**WHAT NEEDS TO BE DONE**
Write out the material in full, matching each line exactly.

**DATA FOR PROCESSING**
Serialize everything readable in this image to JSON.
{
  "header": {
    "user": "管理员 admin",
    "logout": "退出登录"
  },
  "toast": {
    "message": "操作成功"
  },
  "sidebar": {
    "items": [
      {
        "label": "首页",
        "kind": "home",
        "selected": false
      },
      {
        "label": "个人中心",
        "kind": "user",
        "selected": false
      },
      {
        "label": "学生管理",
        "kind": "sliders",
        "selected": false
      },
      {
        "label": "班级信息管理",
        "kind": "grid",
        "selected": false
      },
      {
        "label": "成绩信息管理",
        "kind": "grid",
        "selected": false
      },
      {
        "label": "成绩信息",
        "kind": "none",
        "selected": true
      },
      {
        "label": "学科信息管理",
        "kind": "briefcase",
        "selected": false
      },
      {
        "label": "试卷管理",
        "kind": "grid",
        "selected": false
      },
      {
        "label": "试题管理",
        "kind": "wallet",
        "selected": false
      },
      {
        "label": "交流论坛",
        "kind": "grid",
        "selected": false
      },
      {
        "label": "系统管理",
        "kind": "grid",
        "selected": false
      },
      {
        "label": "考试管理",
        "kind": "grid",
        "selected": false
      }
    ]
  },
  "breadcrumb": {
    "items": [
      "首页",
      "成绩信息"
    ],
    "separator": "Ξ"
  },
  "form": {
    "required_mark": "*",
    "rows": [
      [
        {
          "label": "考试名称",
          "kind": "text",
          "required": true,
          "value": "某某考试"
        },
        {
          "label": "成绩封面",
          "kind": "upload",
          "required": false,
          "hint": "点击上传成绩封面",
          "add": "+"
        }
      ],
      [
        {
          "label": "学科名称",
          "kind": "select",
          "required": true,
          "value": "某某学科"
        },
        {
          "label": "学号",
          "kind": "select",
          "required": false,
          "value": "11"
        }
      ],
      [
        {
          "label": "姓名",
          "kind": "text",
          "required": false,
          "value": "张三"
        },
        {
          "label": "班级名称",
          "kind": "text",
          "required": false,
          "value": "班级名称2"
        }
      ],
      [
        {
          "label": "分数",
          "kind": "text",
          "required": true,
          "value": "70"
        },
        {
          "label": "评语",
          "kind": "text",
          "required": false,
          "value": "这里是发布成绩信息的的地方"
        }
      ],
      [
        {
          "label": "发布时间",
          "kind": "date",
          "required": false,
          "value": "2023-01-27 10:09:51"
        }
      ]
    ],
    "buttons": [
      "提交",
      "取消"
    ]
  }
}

**TASK ANSWER**
Serialize everything readable in this image to JSON.
{
  "header": {
    "user": "管理员 admin",
    "logout": "退出登录"
  },
  "toast": {
    "message": "操作成功"
  },
  "sidebar": {
    "items": [
      {
        "label": "首页",
        "kind": "home",
        "selected": false
      },
      {
        "label": "个人中心",
        "kind": "user",
        "selected": false
      },
      {
        "label": "学生管理",
        "kind": "sliders",
        "selected": false
      },
      {
        "label": "班级信息管理",
        "kind": "grid",
        "selected": false
      },
      {
        "label": "成绩信息管理",
        "kind": "grid",
        "selected": false
      },
      {
        "label": "成绩信息",
        "kind": "none",
        "selected": true
      },
      {
        "label": "学科信息管理",
        "kind": "briefcase",
        "selected": false
      },
      {
        "label": "试卷管理",
        "kind": "grid",
        "selected": false
      },
      {
        "label": "试题管理",
        "kind": "wallet",
        "selected": false
      },
      {
        "label": "交流论坛",
        "kind": "grid",
        "selected": false
      },
      {
        "label": "系统管理",
        "kind": "grid",
        "selected": false
      },
      {
        "label": "考试管理",
        "kind": "grid",
        "selected": false
      }
    ]
  },
  "breadcrumb": {
    "items": [
      "首页",
      "成绩信息"
    ],
    "separator": "Ξ"
  },
  "form": {
    "required_mark": "*",
    "rows": [
      [
        {
          "label": "考试名称",
          "kind": "text",
          "required": true,
          "value": "某某考试"
        },
        {
          "label": "成绩封面",
          "kind": "upload",
          "required": false,
          "hint": "点击上传成绩封面",
          "add": "+"
        }
      ],
      [
        {
          "label": "学科名称",
          "kind": "select",
          "required": true,
          "value": "某某学科"
        },
        {
          "label": "学号",
          "kind": "select",
          "required": false,
          "value": "11"
        }
      ],
      [
        {
          "label": "姓名",
          "kind": "text",
          "required": false,
          "value": "张三"
        },
        {
          "label": "班级名称",
          "kind": "text",
          "required": false,
          "value": "班级名称2"
        }
      ],
      [
        {
          "label": "分数",
          "kind": "text",
          "required": true,
          "value": "70"
        },
        {
          "label": "评语",
          "kind": "text",
          "required": false,
          "value": "这里是发布成绩信息的的地方"
        }
      ],
      [
        {
          "label": "发布时间",
          "kind": "date",
          "required": false,
          "value": "2023-01-27 10:09:51"
        }
      ]
    ],
    "buttons": [
      "提交",
      "取消"
    ]
  }
}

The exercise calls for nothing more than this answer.